Task objective:
If a line contains the word "Paytm", include it in the count; state how many such lines the listing has and nothing else.

Input material:
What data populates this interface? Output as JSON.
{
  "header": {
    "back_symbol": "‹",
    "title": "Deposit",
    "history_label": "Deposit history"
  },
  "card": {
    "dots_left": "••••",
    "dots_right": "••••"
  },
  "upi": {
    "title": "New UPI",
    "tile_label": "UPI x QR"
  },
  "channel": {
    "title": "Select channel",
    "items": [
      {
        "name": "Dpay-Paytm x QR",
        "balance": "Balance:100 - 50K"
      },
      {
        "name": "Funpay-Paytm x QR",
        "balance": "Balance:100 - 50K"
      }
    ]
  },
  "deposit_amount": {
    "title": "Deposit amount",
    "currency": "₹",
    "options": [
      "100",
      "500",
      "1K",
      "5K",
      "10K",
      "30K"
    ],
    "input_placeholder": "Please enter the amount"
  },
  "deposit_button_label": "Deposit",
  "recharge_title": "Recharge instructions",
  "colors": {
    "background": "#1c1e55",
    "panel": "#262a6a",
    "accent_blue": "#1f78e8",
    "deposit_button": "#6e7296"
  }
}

Written answer:
2